▶ [Problem requirements] Please report each line of the data below that contains "disable".

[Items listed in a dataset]
* * * * * * * * *

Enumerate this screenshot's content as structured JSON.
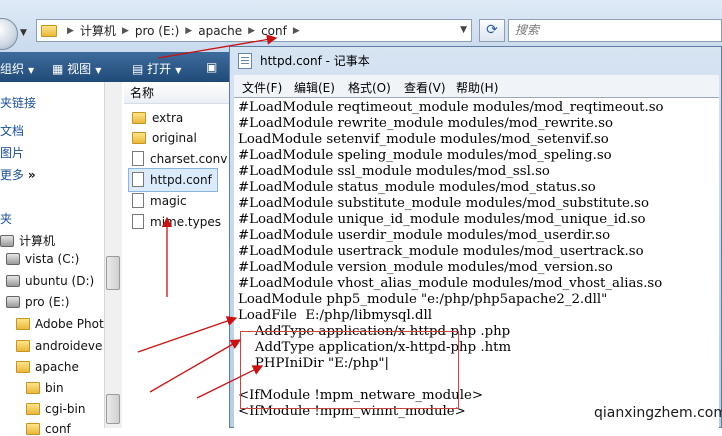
{
  "explorer": {
    "breadcrumb": [
      "计算机",
      "pro (E:)",
      "apache",
      "conf"
    ],
    "search_placeholder": "搜索",
    "toolbar": {
      "organize": "组织",
      "views": "视图",
      "open": "打开"
    },
    "favorites": [
      "夹链接",
      "文档",
      "图片",
      "更多"
    ],
    "favorites_more_glyph": "»",
    "tree_header": "夹",
    "tree": [
      "计算机",
      "vista (C:)",
      "ubuntu (D:)",
      "pro (E:)",
      "Adobe Phot",
      "androideve",
      "apache",
      "bin",
      "cgi-bin",
      "conf"
    ],
    "column_header": "名称",
    "files": [
      "extra",
      "original",
      "charset.conv",
      "httpd.conf",
      "magic",
      "mime.types"
    ]
  },
  "notepad": {
    "title": "httpd.conf - 记事本",
    "menus": [
      "文件(F)",
      "编辑(E)",
      "格式(O)",
      "查看(V)",
      "帮助(H)"
    ],
    "lines": [
      "#LoadModule reqtimeout_module modules/mod_reqtimeout.so",
      "#LoadModule rewrite_module modules/mod_rewrite.so",
      "LoadModule setenvif_module modules/mod_setenvif.so",
      "#LoadModule speling_module modules/mod_speling.so",
      "#LoadModule ssl_module modules/mod_ssl.so",
      "#LoadModule status_module modules/mod_status.so",
      "#LoadModule substitute_module modules/mod_substitute.so",
      "#LoadModule unique_id_module modules/mod_unique_id.so",
      "#LoadModule userdir_module modules/mod_userdir.so",
      "#LoadModule usertrack_module modules/mod_usertrack.so",
      "#LoadModule version_module modules/mod_version.so",
      "#LoadModule vhost_alias_module modules/mod_vhost_alias.so",
      "LoadModule php5_module \"e:/php/php5apache2_2.dll\"",
      "LoadFile  E:/php/libmysql.dll",
      "    AddType application/x-httpd-php .php",
      "    AddType application/x-httpd-php .htm",
      "    PHPIniDir \"E:/php\"|",
      "",
      "<IfModule !mpm_netware_module>",
      "<IfModule !mpm_winnt_module>"
    ]
  },
  "watermark": "qianxingzhem.com",
  "colors": {
    "annotation": "#cc1111",
    "toolbar": "#2a5686"
  }
}
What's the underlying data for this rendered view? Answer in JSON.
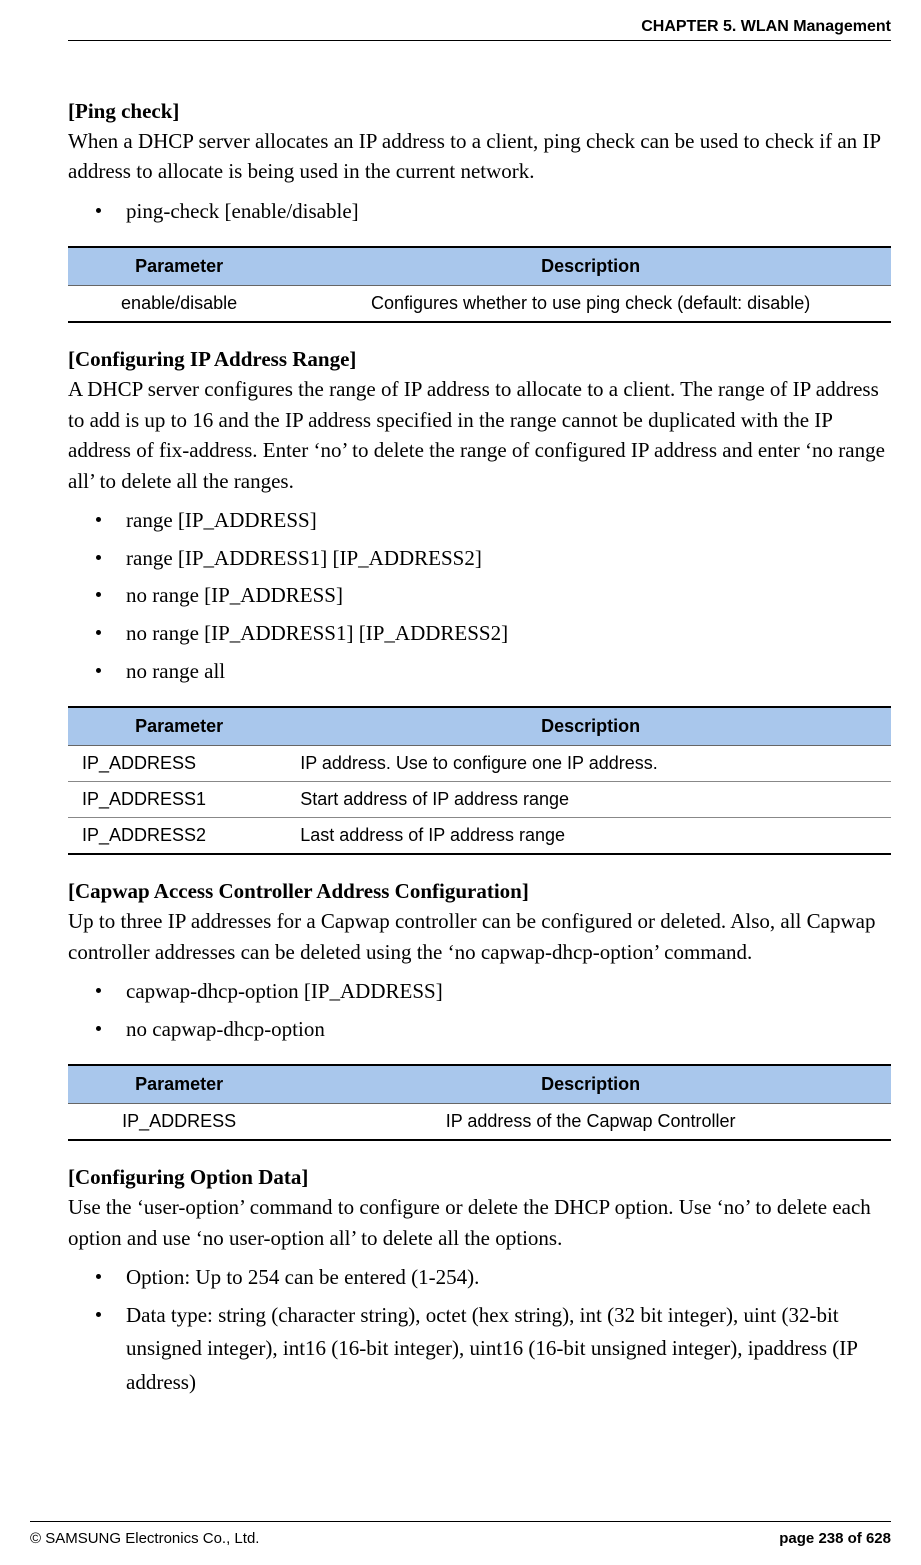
{
  "header": "CHAPTER 5. WLAN Management",
  "s1": {
    "title": "[Ping check]",
    "body": "When a DHCP server allocates an IP address to a client, ping check can be used to check if an IP address to allocate is being used in the current network.",
    "bullets": [
      "ping-check [enable/disable]"
    ],
    "th1": "Parameter",
    "th2": "Description",
    "rows": [
      {
        "p": "enable/disable",
        "d": "Configures whether to use ping check (default: disable)"
      }
    ]
  },
  "s2": {
    "title": "[Configuring IP Address Range]",
    "body": "A DHCP server configures the range of IP address to allocate to a client. The range of IP address to add is up to 16 and the IP address specified in the range cannot be duplicated with the IP address of fix-address. Enter ‘no’ to delete the range of configured IP address and enter ‘no range all’ to delete all the ranges.",
    "bullets": [
      "range [IP_ADDRESS]",
      "range [IP_ADDRESS1] [IP_ADDRESS2]",
      "no range [IP_ADDRESS]",
      "no range [IP_ADDRESS1] [IP_ADDRESS2]",
      "no range all"
    ],
    "th1": "Parameter",
    "th2": "Description",
    "rows": [
      {
        "p": "IP_ADDRESS",
        "d": "IP address. Use to configure one IP address."
      },
      {
        "p": "IP_ADDRESS1",
        "d": "Start address of IP address range"
      },
      {
        "p": "IP_ADDRESS2",
        "d": "Last address of IP address range"
      }
    ]
  },
  "s3": {
    "title": "[Capwap Access Controller Address Configuration]",
    "body": "Up to three IP addresses for a Capwap controller can be configured or deleted. Also, all Capwap controller addresses can be deleted using the ‘no capwap-dhcp-option’ command.",
    "bullets": [
      "capwap-dhcp-option [IP_ADDRESS]",
      "no capwap-dhcp-option"
    ],
    "th1": "Parameter",
    "th2": "Description",
    "rows": [
      {
        "p": "IP_ADDRESS",
        "d": "IP address of the Capwap Controller"
      }
    ]
  },
  "s4": {
    "title": "[Configuring Option Data]",
    "body": "Use the ‘user-option’ command to configure or delete the DHCP option. Use ‘no’ to delete each option and use ‘no user-option all’ to delete all the options.",
    "bullets": [
      "Option: Up to 254 can be entered (1-254).",
      "Data type: string (character string), octet (hex string), int (32 bit integer), uint (32-bit unsigned integer), int16 (16-bit integer), uint16 (16-bit unsigned integer), ipaddress (IP address)"
    ]
  },
  "footer": {
    "left": "© SAMSUNG Electronics Co., Ltd.",
    "right": "page 238 of 628"
  }
}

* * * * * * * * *

▶ [Written solution]
      "ping-check [enable/disable]"
        "p": "enable/disable",
        "d": "Configures whether to use ping check (default: disable)"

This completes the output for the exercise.